His campaign slogan was to “Drain the swamp.” He is on the way to destroying the America previous generations have created since 1776. America is on a slippery slope and the direction is down unless customs are observed and those who swore to uphold the Constitution abide by their oath of office.

Billy H. Conn, WWII veteran


We trust 18-year-olds to vote but not to smoke

Re: the Oct. 24 article “Tucson tobacco ordinance may be a precursor to statewide law.”

If 18-year-old adults are unable to make good decisions on their personal use of tobacco and vaping products, it would follow that they also are unable to make good decisions when voting and serving and dying in military service. As with gambling, weed and alcohol, smoking, voting, the age of majority should be 21 years of age.

Joel Lohr


No sanctuary, please; my taxes are high enough

Re: the Oct. 24 article “Regardless of Prop. 205 outcome, there is more that can be done.”

I am sure that Geoff Boyce has real good intentions about immigration; but becoming a “sanctuary city” is not the answer. Has anyone looked at Los Angeles, San Francisco or Seattle? Do you honestly think that those situations will not happen here in Tucson? Slap your heels together and come back from Oz.

What makes Tucson above federal law? Who is going to pay for needs of the influx of people coming to the sanctuary city? My taxes are high enough. It also puts our federally funded programs at risk of becoming no more.

What is the benefit of opening our city to others? If you have the answers please enlighten us all.

Anne-Marie Russell

Northwest side

Solid reporting

on border, water

Re: the Oct. 20 article “Hard drugs bypass border wall, can new barrier solve old problem?”

Thank you for the border article by Curt Prendergast and Alex Devoid. They clearly found, analyzed, and reported on a lot of data not generally available to describe drug trafficking across the border. It is the kind of information we need to make rational and effective decisions and I hope the article finds its way to policymakers’ reading lists. Tony Davis’ article on the ongoing problems with aquifer over-pumping was equally valuable. Arizona voters and policymakers need to know this to help develop effective water management policies.

Beth Grindell


Republican stunt shows basic misunderstanding

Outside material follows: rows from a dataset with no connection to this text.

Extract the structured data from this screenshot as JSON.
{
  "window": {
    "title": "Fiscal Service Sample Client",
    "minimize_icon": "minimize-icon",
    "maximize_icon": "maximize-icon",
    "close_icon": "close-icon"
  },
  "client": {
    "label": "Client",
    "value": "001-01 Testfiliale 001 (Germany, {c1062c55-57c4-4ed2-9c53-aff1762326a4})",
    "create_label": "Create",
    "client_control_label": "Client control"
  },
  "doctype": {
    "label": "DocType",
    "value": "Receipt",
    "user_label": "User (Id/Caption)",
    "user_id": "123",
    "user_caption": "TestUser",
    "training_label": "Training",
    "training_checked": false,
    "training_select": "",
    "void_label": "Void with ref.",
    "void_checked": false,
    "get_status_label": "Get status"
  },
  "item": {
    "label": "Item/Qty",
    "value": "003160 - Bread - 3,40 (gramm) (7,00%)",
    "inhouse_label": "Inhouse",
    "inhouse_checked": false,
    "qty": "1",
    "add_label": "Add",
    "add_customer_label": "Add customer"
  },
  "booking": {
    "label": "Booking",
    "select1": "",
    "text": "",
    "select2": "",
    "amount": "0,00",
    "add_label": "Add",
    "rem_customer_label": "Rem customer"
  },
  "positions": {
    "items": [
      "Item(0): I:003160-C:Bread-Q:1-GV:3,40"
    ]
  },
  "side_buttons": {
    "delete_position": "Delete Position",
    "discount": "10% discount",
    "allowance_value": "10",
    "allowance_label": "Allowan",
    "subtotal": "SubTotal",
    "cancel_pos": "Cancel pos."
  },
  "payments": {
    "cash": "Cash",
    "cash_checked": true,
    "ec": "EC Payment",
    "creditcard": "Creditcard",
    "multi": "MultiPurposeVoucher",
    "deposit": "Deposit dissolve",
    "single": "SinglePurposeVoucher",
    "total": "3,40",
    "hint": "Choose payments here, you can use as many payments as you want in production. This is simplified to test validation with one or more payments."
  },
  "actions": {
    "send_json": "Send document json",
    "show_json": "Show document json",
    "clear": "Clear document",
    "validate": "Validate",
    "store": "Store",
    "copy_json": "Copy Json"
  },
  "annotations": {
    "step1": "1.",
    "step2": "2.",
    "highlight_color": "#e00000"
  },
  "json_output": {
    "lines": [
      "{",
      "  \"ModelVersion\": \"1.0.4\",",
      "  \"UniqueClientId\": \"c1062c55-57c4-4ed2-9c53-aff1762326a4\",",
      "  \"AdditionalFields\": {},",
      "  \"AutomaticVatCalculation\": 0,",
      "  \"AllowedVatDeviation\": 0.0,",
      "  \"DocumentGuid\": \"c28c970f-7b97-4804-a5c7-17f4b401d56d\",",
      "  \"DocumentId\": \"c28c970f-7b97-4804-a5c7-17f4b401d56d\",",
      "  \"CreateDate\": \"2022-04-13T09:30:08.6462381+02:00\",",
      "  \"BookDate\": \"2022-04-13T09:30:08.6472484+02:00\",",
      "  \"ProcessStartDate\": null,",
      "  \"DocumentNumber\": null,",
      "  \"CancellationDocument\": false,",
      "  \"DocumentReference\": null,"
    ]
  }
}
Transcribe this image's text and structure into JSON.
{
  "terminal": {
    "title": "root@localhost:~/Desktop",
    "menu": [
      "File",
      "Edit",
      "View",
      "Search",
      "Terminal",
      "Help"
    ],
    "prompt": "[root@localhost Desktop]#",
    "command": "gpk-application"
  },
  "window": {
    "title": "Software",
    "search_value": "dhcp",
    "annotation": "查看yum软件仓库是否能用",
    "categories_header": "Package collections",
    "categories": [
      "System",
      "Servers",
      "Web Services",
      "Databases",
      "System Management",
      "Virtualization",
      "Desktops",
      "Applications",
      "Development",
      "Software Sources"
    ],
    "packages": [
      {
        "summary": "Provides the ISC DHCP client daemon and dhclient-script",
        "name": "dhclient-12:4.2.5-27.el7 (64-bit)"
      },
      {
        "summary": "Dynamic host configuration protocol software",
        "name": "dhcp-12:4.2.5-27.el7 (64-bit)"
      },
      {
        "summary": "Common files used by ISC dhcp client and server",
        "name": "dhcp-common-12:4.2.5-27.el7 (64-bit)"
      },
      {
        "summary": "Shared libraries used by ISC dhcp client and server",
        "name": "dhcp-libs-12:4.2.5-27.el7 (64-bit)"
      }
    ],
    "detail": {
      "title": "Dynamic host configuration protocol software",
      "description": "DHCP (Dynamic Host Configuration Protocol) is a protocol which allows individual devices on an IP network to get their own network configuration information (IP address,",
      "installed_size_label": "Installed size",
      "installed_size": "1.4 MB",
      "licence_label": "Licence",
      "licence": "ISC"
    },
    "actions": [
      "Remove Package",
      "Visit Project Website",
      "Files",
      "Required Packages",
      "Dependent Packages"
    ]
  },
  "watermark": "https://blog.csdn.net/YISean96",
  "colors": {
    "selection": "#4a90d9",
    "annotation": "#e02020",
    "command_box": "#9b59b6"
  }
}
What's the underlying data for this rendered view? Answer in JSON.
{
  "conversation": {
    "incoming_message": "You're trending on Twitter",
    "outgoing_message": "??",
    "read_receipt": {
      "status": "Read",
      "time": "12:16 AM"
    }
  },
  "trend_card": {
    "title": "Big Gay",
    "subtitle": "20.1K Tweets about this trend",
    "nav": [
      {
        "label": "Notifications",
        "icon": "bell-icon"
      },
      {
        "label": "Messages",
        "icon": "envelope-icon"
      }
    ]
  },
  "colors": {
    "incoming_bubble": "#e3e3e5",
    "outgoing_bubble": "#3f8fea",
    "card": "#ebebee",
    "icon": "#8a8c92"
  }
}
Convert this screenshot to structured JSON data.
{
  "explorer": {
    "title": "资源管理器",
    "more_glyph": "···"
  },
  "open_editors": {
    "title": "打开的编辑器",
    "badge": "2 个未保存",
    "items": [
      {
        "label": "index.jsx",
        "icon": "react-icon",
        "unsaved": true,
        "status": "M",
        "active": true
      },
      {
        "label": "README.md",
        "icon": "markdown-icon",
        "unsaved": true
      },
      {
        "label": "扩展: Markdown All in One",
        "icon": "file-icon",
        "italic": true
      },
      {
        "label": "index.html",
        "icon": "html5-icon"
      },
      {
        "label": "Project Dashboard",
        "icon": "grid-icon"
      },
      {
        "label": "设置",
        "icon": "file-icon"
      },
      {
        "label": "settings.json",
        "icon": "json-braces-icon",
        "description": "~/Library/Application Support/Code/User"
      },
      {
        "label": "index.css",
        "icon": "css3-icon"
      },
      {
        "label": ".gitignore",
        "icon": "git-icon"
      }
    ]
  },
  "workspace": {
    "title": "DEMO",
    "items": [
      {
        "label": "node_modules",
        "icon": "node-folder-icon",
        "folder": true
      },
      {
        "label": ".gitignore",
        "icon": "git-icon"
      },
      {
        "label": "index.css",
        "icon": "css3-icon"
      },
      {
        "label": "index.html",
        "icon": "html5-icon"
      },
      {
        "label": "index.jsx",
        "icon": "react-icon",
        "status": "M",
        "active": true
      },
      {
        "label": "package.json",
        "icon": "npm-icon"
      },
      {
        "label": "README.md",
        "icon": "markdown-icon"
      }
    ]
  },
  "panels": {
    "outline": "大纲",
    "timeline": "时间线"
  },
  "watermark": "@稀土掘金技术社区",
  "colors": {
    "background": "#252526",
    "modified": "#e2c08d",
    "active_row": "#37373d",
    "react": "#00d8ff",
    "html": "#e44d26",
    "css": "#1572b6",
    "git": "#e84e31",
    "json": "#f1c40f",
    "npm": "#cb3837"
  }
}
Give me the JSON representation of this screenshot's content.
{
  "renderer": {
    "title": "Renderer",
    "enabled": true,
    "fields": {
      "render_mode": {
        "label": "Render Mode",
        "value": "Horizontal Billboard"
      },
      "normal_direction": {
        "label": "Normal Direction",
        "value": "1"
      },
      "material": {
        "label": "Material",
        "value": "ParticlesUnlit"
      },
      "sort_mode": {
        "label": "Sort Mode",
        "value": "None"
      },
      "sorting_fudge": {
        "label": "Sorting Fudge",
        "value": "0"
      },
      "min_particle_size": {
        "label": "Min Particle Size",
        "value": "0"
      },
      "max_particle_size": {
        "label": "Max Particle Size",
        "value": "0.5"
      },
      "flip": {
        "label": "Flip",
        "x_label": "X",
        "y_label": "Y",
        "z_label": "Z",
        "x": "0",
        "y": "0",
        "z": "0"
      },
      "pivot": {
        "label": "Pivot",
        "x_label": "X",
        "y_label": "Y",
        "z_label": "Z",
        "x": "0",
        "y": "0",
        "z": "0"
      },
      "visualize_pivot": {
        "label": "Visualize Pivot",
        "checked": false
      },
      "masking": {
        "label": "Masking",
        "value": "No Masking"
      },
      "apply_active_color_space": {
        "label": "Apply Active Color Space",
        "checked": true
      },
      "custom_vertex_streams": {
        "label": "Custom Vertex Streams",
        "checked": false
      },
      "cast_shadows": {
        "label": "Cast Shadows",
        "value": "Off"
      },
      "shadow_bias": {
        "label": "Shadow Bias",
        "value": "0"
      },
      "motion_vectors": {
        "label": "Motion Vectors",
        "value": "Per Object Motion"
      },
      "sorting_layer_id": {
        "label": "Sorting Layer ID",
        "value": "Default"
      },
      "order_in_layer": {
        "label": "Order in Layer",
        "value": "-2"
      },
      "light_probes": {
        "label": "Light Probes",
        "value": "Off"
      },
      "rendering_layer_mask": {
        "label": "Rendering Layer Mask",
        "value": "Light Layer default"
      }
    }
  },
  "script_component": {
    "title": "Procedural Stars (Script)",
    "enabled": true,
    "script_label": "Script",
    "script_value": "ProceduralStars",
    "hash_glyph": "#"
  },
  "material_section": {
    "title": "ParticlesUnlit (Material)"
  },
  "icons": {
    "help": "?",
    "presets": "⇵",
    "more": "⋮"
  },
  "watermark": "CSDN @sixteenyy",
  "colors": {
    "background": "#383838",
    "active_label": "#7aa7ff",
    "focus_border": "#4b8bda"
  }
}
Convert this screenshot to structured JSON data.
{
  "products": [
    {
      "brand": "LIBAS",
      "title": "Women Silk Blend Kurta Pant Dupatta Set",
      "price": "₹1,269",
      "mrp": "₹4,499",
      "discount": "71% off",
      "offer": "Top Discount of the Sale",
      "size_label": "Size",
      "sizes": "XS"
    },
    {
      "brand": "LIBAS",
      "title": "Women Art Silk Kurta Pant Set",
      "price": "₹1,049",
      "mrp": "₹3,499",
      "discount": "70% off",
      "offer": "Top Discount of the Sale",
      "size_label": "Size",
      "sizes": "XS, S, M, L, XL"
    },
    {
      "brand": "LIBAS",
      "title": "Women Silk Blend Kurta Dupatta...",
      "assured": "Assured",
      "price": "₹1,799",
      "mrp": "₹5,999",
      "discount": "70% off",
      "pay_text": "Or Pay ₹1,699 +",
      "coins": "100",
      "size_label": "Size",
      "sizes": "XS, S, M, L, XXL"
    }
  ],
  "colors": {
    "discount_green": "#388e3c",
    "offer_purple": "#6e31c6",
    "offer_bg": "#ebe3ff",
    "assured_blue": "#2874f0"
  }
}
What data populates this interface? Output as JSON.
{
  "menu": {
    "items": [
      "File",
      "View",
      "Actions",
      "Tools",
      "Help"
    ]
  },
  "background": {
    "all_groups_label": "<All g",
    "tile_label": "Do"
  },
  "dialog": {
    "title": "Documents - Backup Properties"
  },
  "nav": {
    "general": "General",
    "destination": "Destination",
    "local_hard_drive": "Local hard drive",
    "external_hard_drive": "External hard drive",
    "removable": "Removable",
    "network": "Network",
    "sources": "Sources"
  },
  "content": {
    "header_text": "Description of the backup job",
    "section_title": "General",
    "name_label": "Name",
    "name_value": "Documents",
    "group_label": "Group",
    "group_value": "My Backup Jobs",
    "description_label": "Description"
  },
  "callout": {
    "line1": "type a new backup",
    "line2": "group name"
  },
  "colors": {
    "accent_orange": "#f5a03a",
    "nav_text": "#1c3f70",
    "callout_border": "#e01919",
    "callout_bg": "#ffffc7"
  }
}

You know the drill, folks. “Law & Order” has been airing for 20 years. Detectives (The House) Briscoe, Logan, Curtis, etc. determine if a crime has been committed, interview witnesses, check evidence. They don’t let the suspects’ lawyers interrogate the witnesses. They don’t invite cameras to crime scenes. There are no reporters at their meetings.

It’s only if someone is charged (impeached) that there’s a public trial. That trial takes place in the Senate, not the House (courtroom, not police station). At that time, the defendant can have lawyers, call witnesses, cross-examine, challenge the evidence, etc.

Trump has not been impeached yet, guys. He’s just being investigated. You can’t have a trial without a charge. You get that, right?

Then please explain it to those 47 GOP publicity stuntmen who invaded a secure area to protest what is just normal procedure, taking unsecured electronic devices with them. Remind them that patriotism is loyalty to the Constitution and the American people, not to one particular officeholder. Thank you.

Judellen Thornton